The Number One Team – Removing Organisational Politics

Cohesive Executive Team has to be the goal

Organisational politics, departmental fighting and a general lack of cohesiveness throughout the organisation are all born from the executive team members not understanding that their number one priority / team is the executive team!

From what I have observed over the years working in and alongside businesses large enough to have a management or executive team is that almost all hire for secondary roles not the primary role, let me explain.

If an organisation needs a new Sales Manager it will go to the marketplace and find a great individual with proven sales management experience to fill the role, if done right they may even make sure that person is also a cultural fit and everyone feels good about the new hire. This of course is the process for all the senior management positions.

Once they are on board they have their executive group (the number one team) meeting, what happens, each member of the group comes with (what they think is their primary role e.g. Sales Manager) hat on and sits around the table. It wont matter what topic is being discussed each member of the group will be thinking “how does this impact my team?” or worse “I’m not doing that, that has nothing to do with my team” and so little fiefdoms start to emerge, each leader in the room positions themselves to protect their own teams, agree only to initiatives that benefit their own teams and in worst case scenarios get hostile towards others in the room to protect their teams. This is where organisational politics is born, an organisation with a group of leaders at the top all protecting their own agendas.

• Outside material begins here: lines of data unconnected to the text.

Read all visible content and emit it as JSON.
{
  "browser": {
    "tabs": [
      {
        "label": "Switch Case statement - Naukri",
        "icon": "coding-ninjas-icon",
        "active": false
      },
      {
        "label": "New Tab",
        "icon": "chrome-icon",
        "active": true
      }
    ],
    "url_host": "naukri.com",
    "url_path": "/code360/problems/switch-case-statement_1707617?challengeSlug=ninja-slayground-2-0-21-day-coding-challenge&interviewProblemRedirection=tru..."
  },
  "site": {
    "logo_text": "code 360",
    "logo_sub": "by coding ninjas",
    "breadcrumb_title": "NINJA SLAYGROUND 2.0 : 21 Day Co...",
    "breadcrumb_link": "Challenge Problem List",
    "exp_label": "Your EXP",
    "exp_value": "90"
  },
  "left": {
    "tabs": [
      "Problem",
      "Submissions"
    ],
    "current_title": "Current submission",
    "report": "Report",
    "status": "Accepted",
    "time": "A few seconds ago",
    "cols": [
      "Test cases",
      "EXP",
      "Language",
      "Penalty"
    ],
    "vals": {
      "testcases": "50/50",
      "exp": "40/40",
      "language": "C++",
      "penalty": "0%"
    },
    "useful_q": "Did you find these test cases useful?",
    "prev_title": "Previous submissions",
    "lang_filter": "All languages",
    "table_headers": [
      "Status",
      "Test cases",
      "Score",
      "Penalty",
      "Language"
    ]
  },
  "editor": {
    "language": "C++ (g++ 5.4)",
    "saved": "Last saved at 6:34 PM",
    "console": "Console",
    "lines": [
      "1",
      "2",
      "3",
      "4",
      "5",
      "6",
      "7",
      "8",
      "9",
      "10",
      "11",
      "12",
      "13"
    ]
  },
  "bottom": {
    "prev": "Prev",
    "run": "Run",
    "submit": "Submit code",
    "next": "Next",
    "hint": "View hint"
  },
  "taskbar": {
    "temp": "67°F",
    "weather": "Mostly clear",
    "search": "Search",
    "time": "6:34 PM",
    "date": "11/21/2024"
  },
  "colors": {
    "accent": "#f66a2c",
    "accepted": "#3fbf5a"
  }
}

Wouldn’t business be so much better if the executive group were hired for their primary role in the number one team and do what an executive team should do, drive the company forward and when they are not doing that they can then default to their secondary role of leading the sales team or the finance team, etc. Then we would see one cohesive team (rather than a group of individual leaders) at the top with that cohesiveness being repeated throughout the organisation having everyone on the same page working towards one agenda to achieve clearly defined outcomes.

5 Must Do’s To Get Your Number One Team

  1. Hire for the team position first: During the hiring process it is important that you emphasise what is really important, you are hiring for a member of your number one (executive) team first and foremost who will also lead the sales team or the finance team etc. The key here is to make sure they fit the culture of the business and fit into the executive team. Have other members of the executive team in on some of the interviews, include a less formal environment for at least one of those interviews where the entire executive team can meet them and get to know them. Leave know doubt in the applicants mind that this is their number one team.
  2. Build trust within the team: The executive team drives the company forward, it sets its direction, makes the hard calls and ultimately the success of the business sits firmly on the shoulders of the team. Its paramount that their is a high level of trust between the members of the team so that ever member can say what needs to be said so that the right decisions can be made. Make sure your team spends enough time together so that the level of trust can be built none of which will happen if the leader of the executive team does not drive it. Check out Patrick Lencioni’s short video on his views of how important trust in a team is.
  3. Get your meeting rhythms right: When the executive team meets (which they will do on a regular basis, at least weekly), they are meeting to discuss the business at a high level, to discuss items connected to the overall strategic direction, hurdles that maybe slowing that progress, progress on the organisations key ratios, market feedback, industry trends, sign off things like new product innovation, opportunities in the market place, etc. What is not acceptable is for individuals to use these meetings to position and prioritise their own agendas for their secondary teams.
  4. Commit to what the group has decided: Once a decision has been made by the executive team, every member of the team must commit to the successful completion of that decision whether they agreed with it or not and positively communicate those decisions with their secondary teams where necessary to help them complete any initiatives connected to it.
  5. Hold each other accountable: A team is only as good as its weakest member, it is paramount that each member of the team holds every other member accountable for getting things done and calls out individuals who are not performing. How the executive team interact with each other will set the tone for how everyone else in the company interacts with each other.